• **To do**: With pictures removed, output every record below exactly as written.

• **Task inputs**:

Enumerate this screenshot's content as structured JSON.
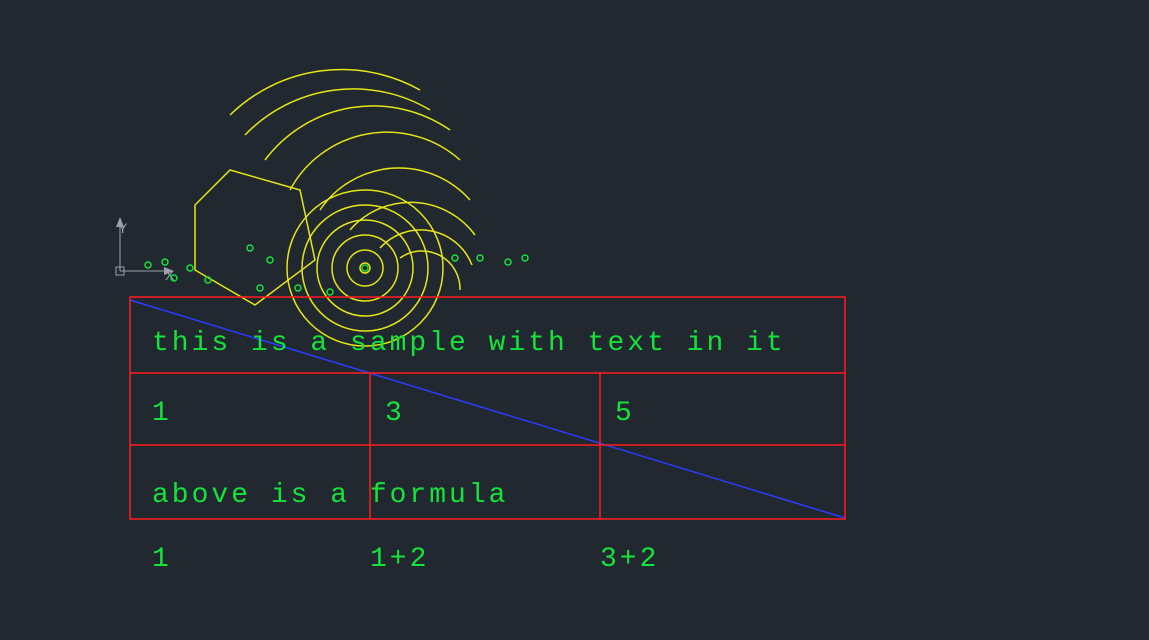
{
  "ucs": {
    "x_label": "X",
    "y_label": "Y"
  },
  "colors": {
    "background": "#212830",
    "text": "#15e33b",
    "table_border": "#ff1e1e",
    "line": "#2a3cff",
    "arcs": "#e6e616",
    "circles": "#e6e616",
    "points": "#15e33b",
    "axis": "#9aa0a8"
  },
  "drawing": {
    "pentagon_vertices_approx": "hexagon-like polygon near origin",
    "concentric_circles_count": 6,
    "arcs_count_approx": 8,
    "points_count_approx": 15
  },
  "table": {
    "row1_merged": "this is a sample with text in it",
    "row2": {
      "c1": "1",
      "c2": "3",
      "c3": "5"
    },
    "row3_merged": "above is a formula"
  },
  "formulas_row": {
    "c1": "1",
    "c2": "1+2",
    "c3": "3+2"
  }
}
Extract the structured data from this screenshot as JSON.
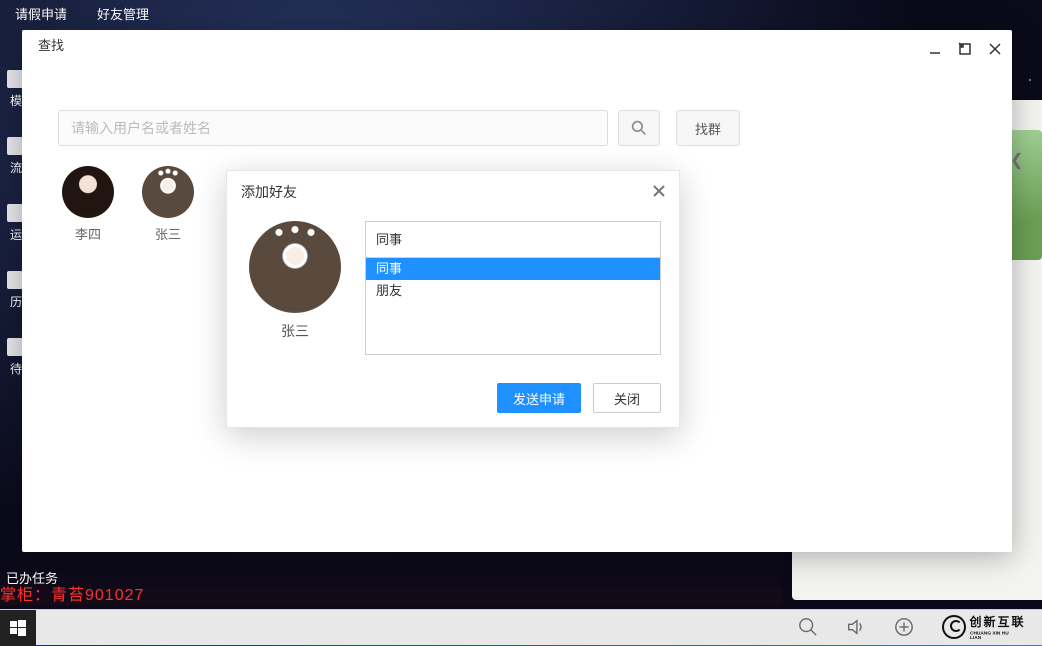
{
  "top_menu": {
    "item1": "请假申请",
    "item2": "好友管理"
  },
  "sidebar": {
    "items": [
      {
        "label": "模"
      },
      {
        "label": "流"
      },
      {
        "label": "运"
      },
      {
        "label": "历"
      },
      {
        "label": "待"
      }
    ]
  },
  "task_label": "已办任务",
  "watermark_red": "掌柜：青苔901027",
  "dialog_main": {
    "title": "查找",
    "search_placeholder": "请输入用户名或者姓名",
    "group_btn": "找群",
    "results": [
      {
        "name": "李四"
      },
      {
        "name": "张三"
      }
    ]
  },
  "modal_add_friend": {
    "title": "添加好友",
    "user_name": "张三",
    "combo_selected": "同事",
    "combo_items": [
      {
        "label": "同事",
        "selected": true
      },
      {
        "label": "朋友",
        "selected": false
      }
    ],
    "btn_send": "发送申请",
    "btn_close": "关闭"
  },
  "logo_text": "创新互联",
  "logo_sub": "CHUANG XIN HU LIAN"
}
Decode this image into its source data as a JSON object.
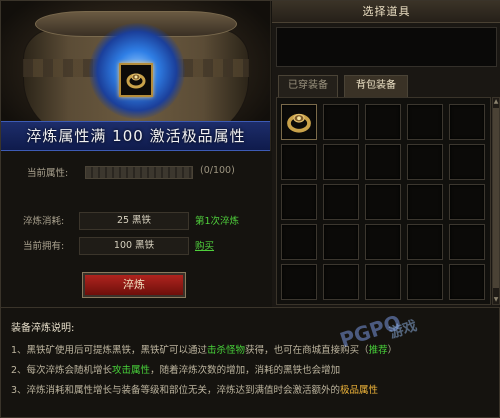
{
  "banner": "淬炼属性满 100 激活极品属性",
  "current_attr": {
    "label": "当前属性:",
    "progress_text": "(0/100)",
    "progress": 0
  },
  "cost": {
    "label": "淬炼消耗:",
    "value": "25 黑铁",
    "note": "第1次淬炼"
  },
  "owned": {
    "label": "当前拥有:",
    "value": "100 黑铁",
    "buy_link": "购买"
  },
  "refine_button": "淬炼",
  "right_panel": {
    "title": "选择道具",
    "tabs": [
      "已穿装备",
      "背包装备"
    ],
    "active_tab": 1
  },
  "notes": {
    "heading": "装备淬炼说明:",
    "line1_a": "1、黑铁矿使用后可提炼黑铁，黑铁矿可以通过",
    "line1_link": "击杀怪物",
    "line1_b": "获得，也可在商城直接购买（",
    "line1_link2": "推荐",
    "line1_c": "）",
    "line2_a": "2、每次淬炼会随机增长",
    "line2_link": "攻击属性",
    "line2_b": "，随着淬炼次数的增加，消耗的黑铁也会增加",
    "line3_a": "3、淬炼消耗和属性增长与装备等级和部位无关，淬炼达到满值时会激活额外的",
    "line3_hl": "极品属性"
  },
  "watermark": {
    "a": "PGPO",
    "b": "游戏"
  },
  "icons": [
    "ring-icon",
    "scroll-up-icon",
    "scroll-down-icon"
  ],
  "colors": {
    "accent_green": "#4fd03c",
    "accent_orange": "#f0b53a",
    "button_red": "#b0241e",
    "banner_blue": "#1d2d6a"
  }
}
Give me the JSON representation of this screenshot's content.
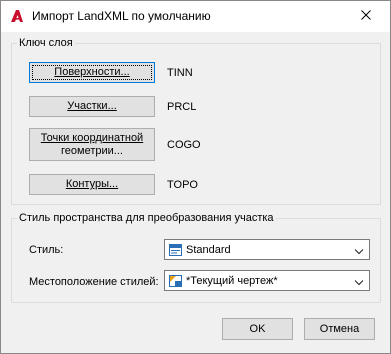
{
  "window": {
    "title": "Импорт LandXML по умолчанию"
  },
  "layer_group": {
    "title": "Ключ слоя",
    "rows": [
      {
        "button_label": "Поверхности...",
        "code": "TINN"
      },
      {
        "button_label": "Участки...",
        "code": "PRCL"
      },
      {
        "button_label_line1": "Точки координатной",
        "button_label_line2": "геометрии...",
        "code": "COGO"
      },
      {
        "button_label": "Контуры...",
        "code": "TOPO"
      }
    ]
  },
  "style_group": {
    "title": "Стиль пространства для преобразования участка",
    "style_label": "Стиль:",
    "style_value": "Standard",
    "location_label": "Местоположение стилей:",
    "location_value": "*Текущий чертеж*"
  },
  "footer": {
    "ok_label": "OK",
    "cancel_label": "Отмена"
  },
  "icons": {
    "app": "autocad-logo-icon",
    "close": "close-icon",
    "style": "style-icon",
    "location": "drawing-icon",
    "dropdown": "chevron-down-icon"
  },
  "colors": {
    "accent": "#0078d7",
    "app_icon_red": "#c8102e"
  }
}
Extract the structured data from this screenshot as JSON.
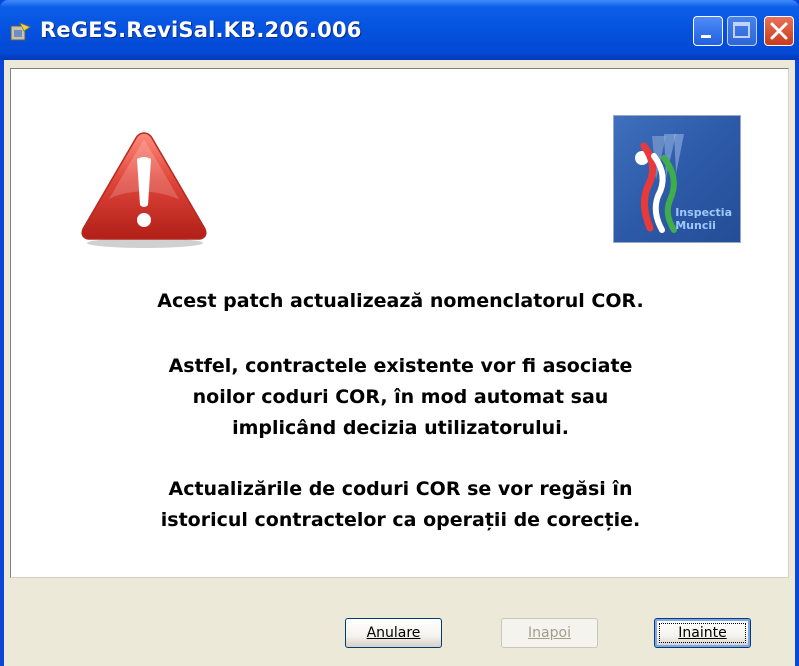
{
  "window": {
    "title": "ReGES.ReviSal.KB.206.006"
  },
  "titlebar_controls": {
    "minimize_icon": "minimize-icon",
    "maximize_icon": "maximize-icon",
    "close_icon": "close-icon"
  },
  "logo": {
    "line1": "Inspectia",
    "line2": "Muncii"
  },
  "message": {
    "p1": "Acest patch actualizează nomenclatorul COR.",
    "p2_l1": "Astfel, contractele existente vor fi asociate",
    "p2_l2": "noilor coduri COR, în mod automat sau",
    "p2_l3": "implicând decizia utilizatorului.",
    "p3_l1": "Actualizările de coduri COR se vor regăsi în",
    "p3_l2": "istoricul contractelor ca operații de corecție."
  },
  "buttons": {
    "cancel_label": "Anulare",
    "back_label": "Inapoi",
    "next_label": "Inainte"
  },
  "colors": {
    "titlebar": "#0552df",
    "dialog_bg": "#ece9d8",
    "warning_red": "#d93a2f"
  }
}
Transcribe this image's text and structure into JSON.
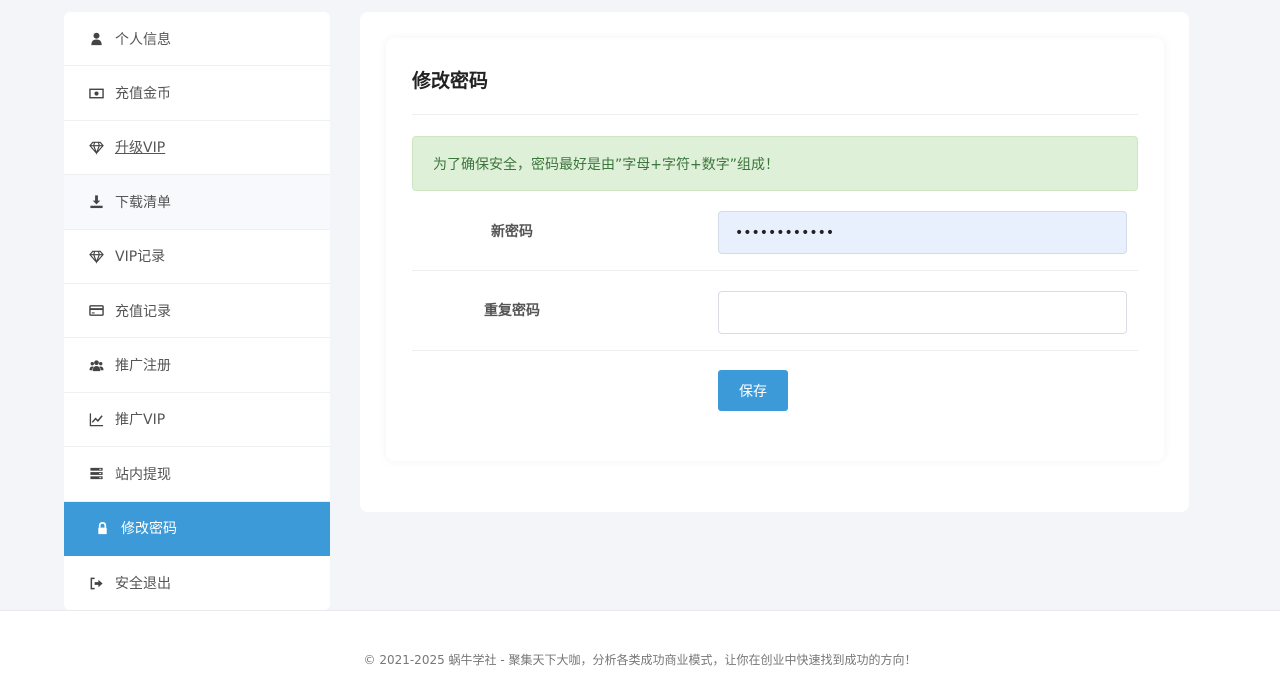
{
  "sidebar": {
    "items": [
      {
        "label": "个人信息",
        "icon": "user-icon"
      },
      {
        "label": "充值金币",
        "icon": "money-icon"
      },
      {
        "label": "升级VIP",
        "icon": "diamond-icon"
      },
      {
        "label": "下载清单",
        "icon": "download-icon"
      },
      {
        "label": "VIP记录",
        "icon": "diamond-icon"
      },
      {
        "label": "充值记录",
        "icon": "credit-card-icon"
      },
      {
        "label": "推广注册",
        "icon": "users-icon"
      },
      {
        "label": "推广VIP",
        "icon": "line-chart-icon"
      },
      {
        "label": "站内提现",
        "icon": "server-icon"
      },
      {
        "label": "修改密码",
        "icon": "lock-icon"
      },
      {
        "label": "安全退出",
        "icon": "sign-out-icon"
      }
    ],
    "active_label": "修改密码",
    "accent_color": "#3d9ad9"
  },
  "form": {
    "title": "修改密码",
    "alert_text": "为了确保安全，密码最好是由”字母+字符+数字”组成！",
    "new_password_label": "新密码",
    "new_password_value": "••••••••••••",
    "repeat_password_label": "重复密码",
    "repeat_password_value": "",
    "save_label": "保存"
  },
  "footer": {
    "text": "© 2021-2025 蜗牛学社  - 聚集天下大咖，分析各类成功商业模式，让你在创业中快速找到成功的方向！"
  }
}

• **Response to the exercise**:
Enumerate this screenshot's content as structured JSON.
{
  "ucs": {
    "x_label": "X",
    "y_label": "Y"
  },
  "colors": {
    "background": "#212830",
    "text": "#15e33b",
    "table_border": "#ff1e1e",
    "line": "#2a3cff",
    "arcs": "#e6e616",
    "circles": "#e6e616",
    "points": "#15e33b",
    "axis": "#9aa0a8"
  },
  "drawing": {
    "pentagon_vertices_approx": "hexagon-like polygon near origin",
    "concentric_circles_count": 6,
    "arcs_count_approx": 8,
    "points_count_approx": 15
  },
  "table": {
    "row1_merged": "this is a sample with text in it",
    "row2": {
      "c1": "1",
      "c2": "3",
      "c3": "5"
    },
    "row3_merged": "above is a formula"
  },
  "formulas_row": {
    "c1": "1",
    "c2": "1+2",
    "c3": "3+2"
  }
}
Extract the structured data from this screenshot as JSON.
{
  "top_menu": {
    "item1": "请假申请",
    "item2": "好友管理"
  },
  "sidebar": {
    "items": [
      {
        "label": "模"
      },
      {
        "label": "流"
      },
      {
        "label": "运"
      },
      {
        "label": "历"
      },
      {
        "label": "待"
      }
    ]
  },
  "task_label": "已办任务",
  "watermark_red": "掌柜：青苔901027",
  "dialog_main": {
    "title": "查找",
    "search_placeholder": "请输入用户名或者姓名",
    "group_btn": "找群",
    "results": [
      {
        "name": "李四"
      },
      {
        "name": "张三"
      }
    ]
  },
  "modal_add_friend": {
    "title": "添加好友",
    "user_name": "张三",
    "combo_selected": "同事",
    "combo_items": [
      {
        "label": "同事",
        "selected": true
      },
      {
        "label": "朋友",
        "selected": false
      }
    ],
    "btn_send": "发送申请",
    "btn_close": "关闭"
  },
  "logo_text": "创新互联",
  "logo_sub": "CHUANG XIN HU LIAN"
}
Decode this image into its source data as a JSON object.
{
  "banner": "淬炼属性满 100 激活极品属性",
  "current_attr": {
    "label": "当前属性:",
    "progress_text": "(0/100)",
    "progress": 0
  },
  "cost": {
    "label": "淬炼消耗:",
    "value": "25 黑铁",
    "note": "第1次淬炼"
  },
  "owned": {
    "label": "当前拥有:",
    "value": "100 黑铁",
    "buy_link": "购买"
  },
  "refine_button": "淬炼",
  "right_panel": {
    "title": "选择道具",
    "tabs": [
      "已穿装备",
      "背包装备"
    ],
    "active_tab": 1
  },
  "notes": {
    "heading": "装备淬炼说明:",
    "line1_a": "1、黑铁矿使用后可提炼黑铁，黑铁矿可以通过",
    "line1_link": "击杀怪物",
    "line1_b": "获得，也可在商城直接购买（",
    "line1_link2": "推荐",
    "line1_c": "）",
    "line2_a": "2、每次淬炼会随机增长",
    "line2_link": "攻击属性",
    "line2_b": "，随着淬炼次数的增加，消耗的黑铁也会增加",
    "line3_a": "3、淬炼消耗和属性增长与装备等级和部位无关，淬炼达到满值时会激活额外的",
    "line3_hl": "极品属性"
  },
  "watermark": {
    "a": "PGPO",
    "b": "游戏"
  },
  "icons": [
    "ring-icon",
    "scroll-up-icon",
    "scroll-down-icon"
  ],
  "colors": {
    "accent_green": "#4fd03c",
    "accent_orange": "#f0b53a",
    "button_red": "#b0241e",
    "banner_blue": "#1d2d6a"
  }
}
Give me the JSON representation of this screenshot's content.
{
  "window": {
    "title": "Импорт LandXML по умолчанию"
  },
  "layer_group": {
    "title": "Ключ слоя",
    "rows": [
      {
        "button_label": "Поверхности...",
        "code": "TINN"
      },
      {
        "button_label": "Участки...",
        "code": "PRCL"
      },
      {
        "button_label_line1": "Точки координатной",
        "button_label_line2": "геометрии...",
        "code": "COGO"
      },
      {
        "button_label": "Контуры...",
        "code": "TOPO"
      }
    ]
  },
  "style_group": {
    "title": "Стиль пространства для преобразования участка",
    "style_label": "Стиль:",
    "style_value": "Standard",
    "location_label": "Местоположение стилей:",
    "location_value": "*Текущий чертеж*"
  },
  "footer": {
    "ok_label": "OK",
    "cancel_label": "Отмена"
  },
  "icons": {
    "app": "autocad-logo-icon",
    "close": "close-icon",
    "style": "style-icon",
    "location": "drawing-icon",
    "dropdown": "chevron-down-icon"
  },
  "colors": {
    "accent": "#0078d7",
    "app_icon_red": "#c8102e"
  }
}
Extract the structured data from this screenshot as JSON.
{
  "window": {
    "title": "ReGES.ReviSal.KB.206.006"
  },
  "titlebar_controls": {
    "minimize_icon": "minimize-icon",
    "maximize_icon": "maximize-icon",
    "close_icon": "close-icon"
  },
  "logo": {
    "line1": "Inspectia",
    "line2": "Muncii"
  },
  "message": {
    "p1": "Acest patch actualizează nomenclatorul COR.",
    "p2_l1": "Astfel, contractele existente vor fi asociate",
    "p2_l2": "noilor coduri COR, în mod automat sau",
    "p2_l3": "implicând decizia utilizatorului.",
    "p3_l1": "Actualizările de coduri COR se vor regăsi în",
    "p3_l2": "istoricul contractelor ca operații de corecție."
  },
  "buttons": {
    "cancel_label": "Anulare",
    "back_label": "Inapoi",
    "next_label": "Inainte"
  },
  "colors": {
    "titlebar": "#0552df",
    "dialog_bg": "#ece9d8",
    "warning_red": "#d93a2f"
  }
}
Transcribe this image's text and structure into JSON.
{
  "sidebar": {
    "items": [
      {
        "label": "个人信息",
        "icon": "user-icon"
      },
      {
        "label": "充值金币",
        "icon": "money-icon"
      },
      {
        "label": "升级VIP",
        "icon": "diamond-icon"
      },
      {
        "label": "下载清单",
        "icon": "download-icon"
      },
      {
        "label": "VIP记录",
        "icon": "diamond-icon"
      },
      {
        "label": "充值记录",
        "icon": "credit-card-icon"
      },
      {
        "label": "推广注册",
        "icon": "users-icon"
      },
      {
        "label": "推广VIP",
        "icon": "line-chart-icon"
      },
      {
        "label": "站内提现",
        "icon": "server-icon"
      },
      {
        "label": "修改密码",
        "icon": "lock-icon"
      },
      {
        "label": "安全退出",
        "icon": "sign-out-icon"
      }
    ],
    "active_label": "修改密码",
    "accent_color": "#3d9ad9"
  },
  "form": {
    "title": "修改密码",
    "alert_text": "为了确保安全，密码最好是由”字母+字符+数字”组成！",
    "new_password_label": "新密码",
    "new_password_value": "••••••••••••",
    "repeat_password_label": "重复密码",
    "repeat_password_value": "",
    "save_label": "保存"
  },
  "footer": {
    "text": "© 2021-2025 蜗牛学社  - 聚集天下大咖，分析各类成功商业模式，让你在创业中快速找到成功的方向！"
  }
}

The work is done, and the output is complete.